ROHNERT PARK, Calif., Nov. 5, 2018 /PRNewswire/ — Student loan debt isn’t just pushing borrowers into economic and emotional despair; it is driving some out of the country. At least a small number of former college students with student loan debt are leaving the U.S. after running into trouble with repayment. Though there is certainly no wave of emigration sweeping the nation, according to a recent MSNBC article, there are at least some individuals who have chosen to leave their home country rather than continue to flounder with student loan debt. Ameritech Financial, a document preparation company, notes other options for those struggling with student loan debt, expertly guiding borrowers through the sometimes challenging processes of applying for and maintaining enrollment in federal programs, such as income-driven repayment plans (IDRs).
“Though we understand the stress that borrowers feel once they leave college, we don’t advise people to leave the country and their debts behind,” said Tom Knickerbocker, executive vice president of Ameritech Financial. “For many, IDRs, which are determined based on income and family size, can possibly lower monthly payments to something manageable. We help clients gain back their financial freedom so that they don’t have to feel forced to do something extreme, like leaving the U.S.”

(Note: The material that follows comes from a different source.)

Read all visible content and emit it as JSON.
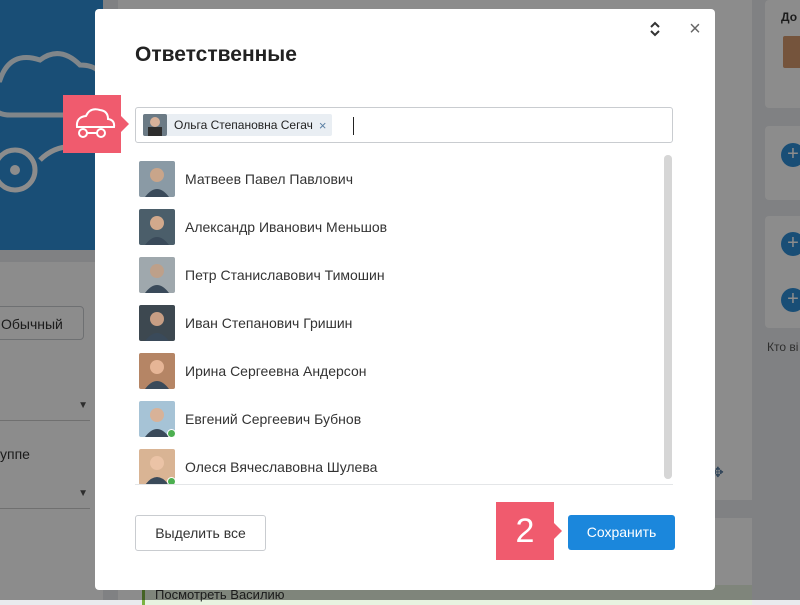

The article outlined the lives of several borrowers who are now living abroad due to student loan debt. Chad Haag departed his home country for India after being unable to keep up with the $20,000 in student loan debt he left college with. Elephants pad along near his concrete home in Uchakkada — and he is 9,000 miles from his debt, which has gone into default. Chad Albright lived with his parents and delivered pizzas and watched his credit scores and his prospects tank. He angrily left behind the U.S. and $30,000 in debt, moving to China first, then Ukraine, teaching English and getting married. Another borrower, Katrina Williams, jilted Alabama and collection agencies, flying away from her now $100,000 in debt to teach English in Japan.
Overall student debt in the U.S. skyrocketed over the last decade and is projected to grow to over $2 trillion by 2022. Average debt at graduation, adjusted for inflation, is nearly double what it was in the 1990s, while inflation-adjusted wages have remained flat. One of every two student loan borrowers haven’t paid down any of their principal five years into repayment, and default rates are expected to hit 40 percent, according to the Brookings Institution. Despite these grim numbers, moving to another country to escape student debt is risky. Experts note that returning to the U.S. will become increasingly difficult due to compound interest, collection charges and late fees. These same experts agree that for those whose income makes repayment challenging, IDRs can be a much better option than walking away from family, friends and home.
“These types of stories are excellent opportunities to remind student loan borrowers about their options — particularly IDRs,” said Knickerbocker. “Many people get discouraged interacting with their loan servicer, but we can help you navigate the process and paperwork, and even help you recertify year after year, perhaps ending in forgiveness after 20 or 25 years.”
Ameritech Financial is a private company located in Rohnert Park, California. Ameritech Financial has already helped thousands of consumers with financial analysis and student loan document preparation to apply for federal student loan repayment programs offered through the Department of Education.